= Problem details =
Whenever a line in the records below holds the string "image", copy it out.

= Dataset records =
———

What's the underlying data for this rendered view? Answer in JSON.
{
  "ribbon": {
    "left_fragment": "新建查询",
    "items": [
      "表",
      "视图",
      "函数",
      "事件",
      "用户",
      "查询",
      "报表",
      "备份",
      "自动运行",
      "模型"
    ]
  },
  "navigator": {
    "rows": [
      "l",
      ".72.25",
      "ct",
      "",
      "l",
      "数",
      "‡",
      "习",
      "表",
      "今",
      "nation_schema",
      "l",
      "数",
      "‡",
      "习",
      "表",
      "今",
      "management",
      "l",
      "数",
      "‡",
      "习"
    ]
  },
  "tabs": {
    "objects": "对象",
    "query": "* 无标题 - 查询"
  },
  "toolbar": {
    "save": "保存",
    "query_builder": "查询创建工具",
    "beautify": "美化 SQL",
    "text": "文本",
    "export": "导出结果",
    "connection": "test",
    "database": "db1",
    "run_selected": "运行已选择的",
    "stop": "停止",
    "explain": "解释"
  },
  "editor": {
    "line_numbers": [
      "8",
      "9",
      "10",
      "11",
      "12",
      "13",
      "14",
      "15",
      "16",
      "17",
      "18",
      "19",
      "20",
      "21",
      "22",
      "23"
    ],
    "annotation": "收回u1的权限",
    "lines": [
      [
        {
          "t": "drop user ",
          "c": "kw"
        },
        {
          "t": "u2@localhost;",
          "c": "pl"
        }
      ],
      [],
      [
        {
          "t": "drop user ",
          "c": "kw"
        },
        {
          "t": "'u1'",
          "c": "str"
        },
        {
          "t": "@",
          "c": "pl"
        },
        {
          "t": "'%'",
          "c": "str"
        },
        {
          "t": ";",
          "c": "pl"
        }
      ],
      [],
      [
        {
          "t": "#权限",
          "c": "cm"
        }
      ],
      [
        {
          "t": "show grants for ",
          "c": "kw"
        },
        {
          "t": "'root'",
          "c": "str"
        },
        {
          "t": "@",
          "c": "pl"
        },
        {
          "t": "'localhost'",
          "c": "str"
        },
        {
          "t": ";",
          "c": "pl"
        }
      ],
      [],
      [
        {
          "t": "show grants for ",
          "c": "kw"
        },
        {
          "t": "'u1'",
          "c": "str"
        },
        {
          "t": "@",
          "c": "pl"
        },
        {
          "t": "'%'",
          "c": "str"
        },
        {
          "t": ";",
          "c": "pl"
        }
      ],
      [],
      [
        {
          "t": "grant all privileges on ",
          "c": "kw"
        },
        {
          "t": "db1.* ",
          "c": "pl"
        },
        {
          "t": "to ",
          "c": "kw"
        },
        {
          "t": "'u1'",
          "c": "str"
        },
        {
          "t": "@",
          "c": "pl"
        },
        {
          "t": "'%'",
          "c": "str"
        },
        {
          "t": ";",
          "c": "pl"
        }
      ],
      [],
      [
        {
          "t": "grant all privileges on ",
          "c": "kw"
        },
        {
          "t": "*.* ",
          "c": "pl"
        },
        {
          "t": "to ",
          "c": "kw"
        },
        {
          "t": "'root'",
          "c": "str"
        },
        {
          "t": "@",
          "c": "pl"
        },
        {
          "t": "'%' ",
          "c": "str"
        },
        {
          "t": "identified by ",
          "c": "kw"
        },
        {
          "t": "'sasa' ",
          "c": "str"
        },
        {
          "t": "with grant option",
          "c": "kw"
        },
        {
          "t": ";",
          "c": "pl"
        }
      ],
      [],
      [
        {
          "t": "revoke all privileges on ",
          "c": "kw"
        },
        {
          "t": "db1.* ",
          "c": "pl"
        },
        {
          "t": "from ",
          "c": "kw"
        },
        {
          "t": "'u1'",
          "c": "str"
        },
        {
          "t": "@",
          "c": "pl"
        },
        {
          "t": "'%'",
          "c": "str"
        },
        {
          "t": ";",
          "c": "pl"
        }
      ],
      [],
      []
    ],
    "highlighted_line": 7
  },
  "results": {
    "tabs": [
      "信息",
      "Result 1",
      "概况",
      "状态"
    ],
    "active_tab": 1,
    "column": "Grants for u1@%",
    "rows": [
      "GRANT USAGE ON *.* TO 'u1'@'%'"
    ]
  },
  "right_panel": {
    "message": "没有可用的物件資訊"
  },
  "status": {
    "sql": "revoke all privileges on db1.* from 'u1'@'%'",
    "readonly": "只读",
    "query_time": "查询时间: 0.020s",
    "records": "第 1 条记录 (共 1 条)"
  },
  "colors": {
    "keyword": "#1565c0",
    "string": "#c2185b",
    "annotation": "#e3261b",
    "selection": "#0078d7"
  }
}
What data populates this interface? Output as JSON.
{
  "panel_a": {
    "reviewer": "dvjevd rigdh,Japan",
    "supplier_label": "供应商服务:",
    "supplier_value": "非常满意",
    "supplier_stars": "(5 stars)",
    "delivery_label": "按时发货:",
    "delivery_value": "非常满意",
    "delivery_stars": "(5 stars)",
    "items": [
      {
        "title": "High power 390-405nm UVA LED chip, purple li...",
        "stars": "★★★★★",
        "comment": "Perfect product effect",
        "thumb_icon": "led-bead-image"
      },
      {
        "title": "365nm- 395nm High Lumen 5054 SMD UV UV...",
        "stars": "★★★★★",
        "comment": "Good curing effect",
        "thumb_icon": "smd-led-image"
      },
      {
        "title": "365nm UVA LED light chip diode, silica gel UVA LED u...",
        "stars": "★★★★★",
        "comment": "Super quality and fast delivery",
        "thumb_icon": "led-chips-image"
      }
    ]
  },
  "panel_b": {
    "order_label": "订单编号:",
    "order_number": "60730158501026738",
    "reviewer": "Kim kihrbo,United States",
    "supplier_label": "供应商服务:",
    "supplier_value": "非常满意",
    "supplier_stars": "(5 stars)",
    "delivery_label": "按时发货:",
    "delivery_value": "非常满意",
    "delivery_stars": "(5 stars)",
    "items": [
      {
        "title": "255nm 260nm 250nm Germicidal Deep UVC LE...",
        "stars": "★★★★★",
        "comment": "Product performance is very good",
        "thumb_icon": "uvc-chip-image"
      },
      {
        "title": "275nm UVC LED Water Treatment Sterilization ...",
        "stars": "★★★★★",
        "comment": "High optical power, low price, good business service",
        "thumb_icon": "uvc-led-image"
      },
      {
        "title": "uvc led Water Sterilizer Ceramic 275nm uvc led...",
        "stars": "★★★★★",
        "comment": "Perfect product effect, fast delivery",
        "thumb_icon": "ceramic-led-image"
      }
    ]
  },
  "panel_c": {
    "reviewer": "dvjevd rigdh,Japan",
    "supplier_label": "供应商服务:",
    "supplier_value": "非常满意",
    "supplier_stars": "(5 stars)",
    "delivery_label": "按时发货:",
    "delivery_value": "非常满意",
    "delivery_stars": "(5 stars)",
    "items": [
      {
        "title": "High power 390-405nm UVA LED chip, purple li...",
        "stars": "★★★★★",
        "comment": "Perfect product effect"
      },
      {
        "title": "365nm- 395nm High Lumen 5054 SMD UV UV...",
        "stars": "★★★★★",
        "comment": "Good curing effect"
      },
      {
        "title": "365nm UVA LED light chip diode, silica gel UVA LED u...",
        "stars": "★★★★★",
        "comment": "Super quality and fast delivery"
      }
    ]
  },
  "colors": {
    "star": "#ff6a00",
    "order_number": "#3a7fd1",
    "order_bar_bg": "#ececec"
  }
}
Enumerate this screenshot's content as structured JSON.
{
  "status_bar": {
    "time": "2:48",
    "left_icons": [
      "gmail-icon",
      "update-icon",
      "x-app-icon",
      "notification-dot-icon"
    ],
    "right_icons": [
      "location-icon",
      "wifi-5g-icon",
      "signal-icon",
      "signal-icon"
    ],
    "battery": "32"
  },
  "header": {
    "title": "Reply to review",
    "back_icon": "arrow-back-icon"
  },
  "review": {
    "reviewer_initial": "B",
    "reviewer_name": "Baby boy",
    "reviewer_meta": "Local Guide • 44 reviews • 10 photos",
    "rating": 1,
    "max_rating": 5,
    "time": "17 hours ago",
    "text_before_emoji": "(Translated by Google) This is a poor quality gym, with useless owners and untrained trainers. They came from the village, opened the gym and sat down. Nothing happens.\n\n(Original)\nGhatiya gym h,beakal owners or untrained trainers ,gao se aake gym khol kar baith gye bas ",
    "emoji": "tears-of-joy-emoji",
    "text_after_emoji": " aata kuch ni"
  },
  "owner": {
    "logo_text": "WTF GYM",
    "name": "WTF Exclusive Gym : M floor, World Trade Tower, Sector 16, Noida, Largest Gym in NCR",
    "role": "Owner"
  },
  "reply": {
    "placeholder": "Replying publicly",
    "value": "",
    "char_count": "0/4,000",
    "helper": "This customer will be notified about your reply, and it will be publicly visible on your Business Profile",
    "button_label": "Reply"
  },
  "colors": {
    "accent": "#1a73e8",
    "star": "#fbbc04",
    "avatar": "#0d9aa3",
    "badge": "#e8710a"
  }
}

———

= Task response =
        "thumb_icon": "led-bead-image"
        "thumb_icon": "smd-led-image"
        "thumb_icon": "led-chips-image"
        "thumb_icon": "uvc-chip-image"
        "thumb_icon": "uvc-led-image"
        "thumb_icon": "ceramic-led-image"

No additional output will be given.